By Saulat Pervez
Muslims were the first civilization to institutionalize higher learning through models of systemized education. In fact, modern-day colleges are ‘descendants’ of Islamic universities, which were very common in various cities across the Muslim world. Two of them are the world’s oldest running operations since their inception: University of Al-Qarawiyin in Fez, Morocco, and Al-Azhar in Cairo, Egypt; they have been continuously operating since 841 AD and 988 AD respectively.
These, and many others like them, originated from mosques. The term for ‘university’ in Arabic is Jamiah, the feminine form of the word Jami, which is used for ‘mosque’. According to “1001 Inventions: Muslim Heritage in Our World”, this derivation shows that “in Arabic the place of religion and the place of advanced learning are completely tied together.” Therefore, it is no surprise that “some of the mosques of Islam are the oldest universities”.
Al-Qarawiyin mosque and university was built by Fatima Al-Fihri during the Idrisid rule. The university was well-equipped with astronomical instruments and tools to calculate time. Additionally, it offered studies in Quran and theology, law, logic, geography and medicine along with courses on chemistry and mathematics among others. The University had a rigorous selection process which included conditions such as “learning the whole Quran and good knowledge of Arabic and general sciences,” as mentioned in “1001 Inventions”.
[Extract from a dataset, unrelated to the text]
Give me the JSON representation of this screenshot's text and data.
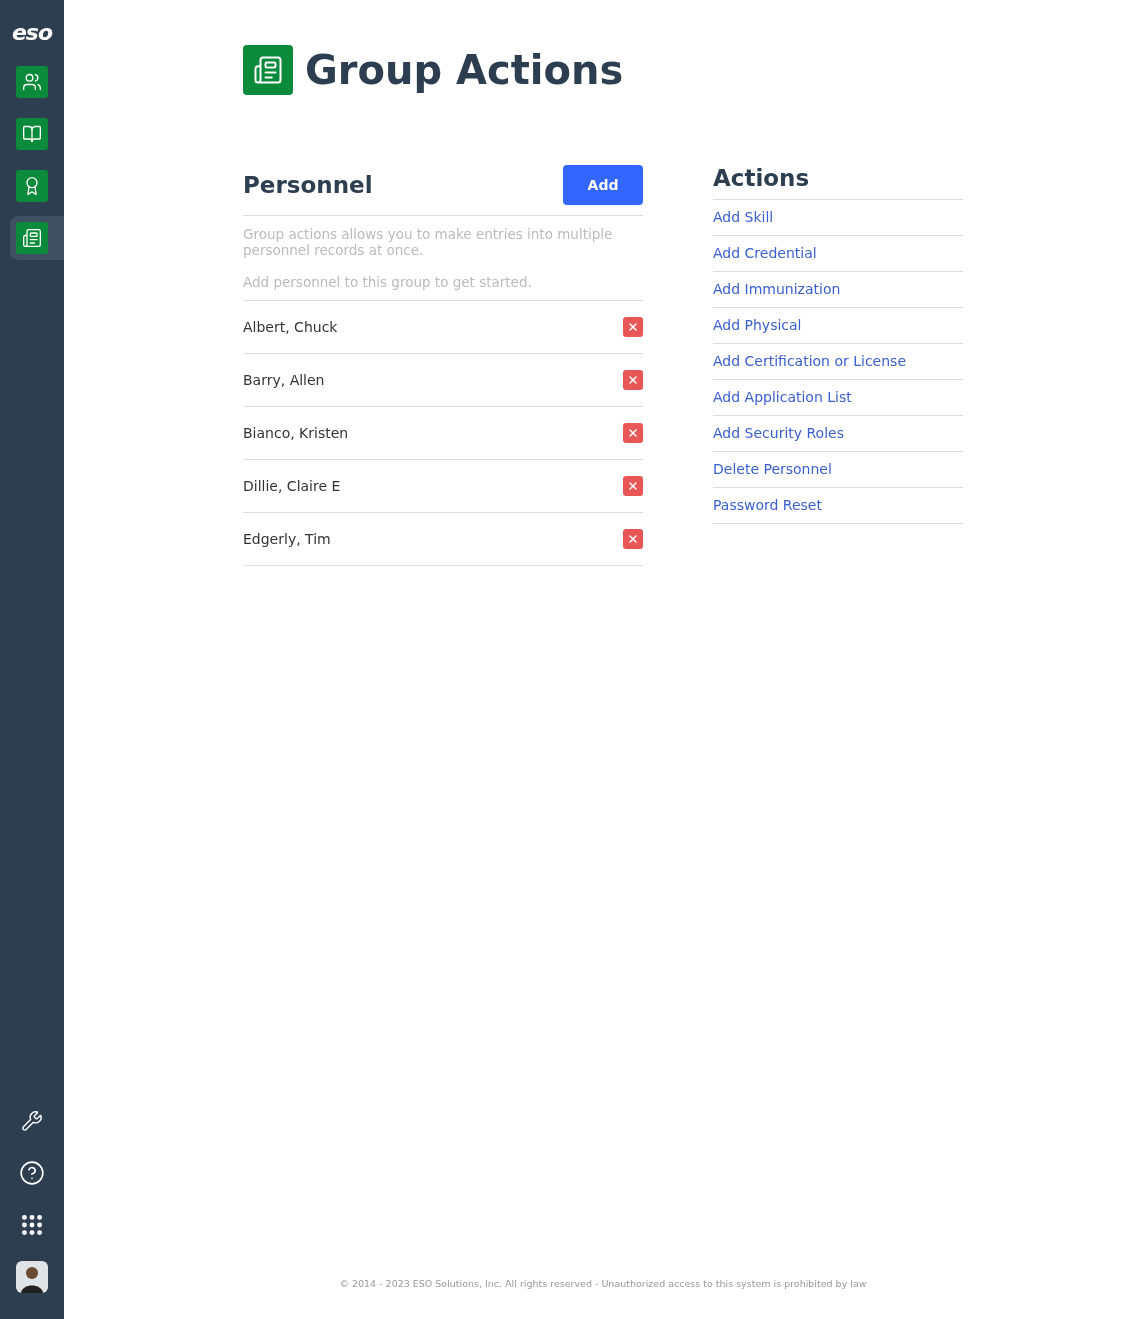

Royal families were so keen on furthering the cause of education that, unlike today, students of Al-Qarawiyin did not have to pay tuitions and were actually given stipends for food and accommodation. Many illustrious personalities are associated with this pioneering institution such as Ibn Al-Arabi, Al-Bitruji, and the Jewish figure Musa Ibn Mamun (aka Maimonides). As for Al-Azhar, Ibn Al-Haytham lived there for a long time and Ibn Khaldun taught there.
Universities were equipped with exceptional libraries. In 1050, the book collection of Al-Azhar library had “more than a hundred and twenty thousand volumes, recorded in a sixty volume catalogue totaling about three thousand five hundred pages,” as stated in “1001 Inventions”.
R.S. Mackensen, a contemporary European historian of Islamic librarianship, has remarked: “Books were presented and many a scholar bequeathed his library to the mosque of his city to ensure its preservation and to render the books accessible to the learned who frequented it. And so grew up the great universities of Cordoba and Toledo to which flocked Christians as well as [Muslims] from all over the world.”
During the later part of the 11th century, Baghdad introduced its precursor to the modern university in the form of a chain of Madrasahs, which housed students and a salaried faculty. They were known as the Nizamiyah, after their founder Nizam Al-Mulk, a Seljuk Vizier. The largest and most splendid of these was located in Baghdad; the great theologian Al-Ghazali and the celebrated historian of Saladin, Baha Eddin, were lecturers there.
Al-Mustansiriyah college was established in 1234 CE by Caliph Al-Mustansir. It was a large two-storied building, oblong in shape, with a courtyard in the center. Housing and food were provided for those students who required it. The curriculum included religious studies, mathematics, medicine, and history, among other subjects.
The Sankore university in Timbuktu, which also evolved out of the Sankore mosque, offered subjects such as Quran, Islamic studies, law, literature, medicine, astronomy, mathematics, linguistics, sciences, etc. Students were also trained in trades and business ethics, with classes in carpentry, tailoring, navigation, fishing and so on.
These are just a few of the many universities which existed during the Golden Age of Islam. While scholars and intellectuals flocked to them to teach, they also produced marvelous theologians, inventors and thinkers who had a lasting impact on the modern world as we know it today.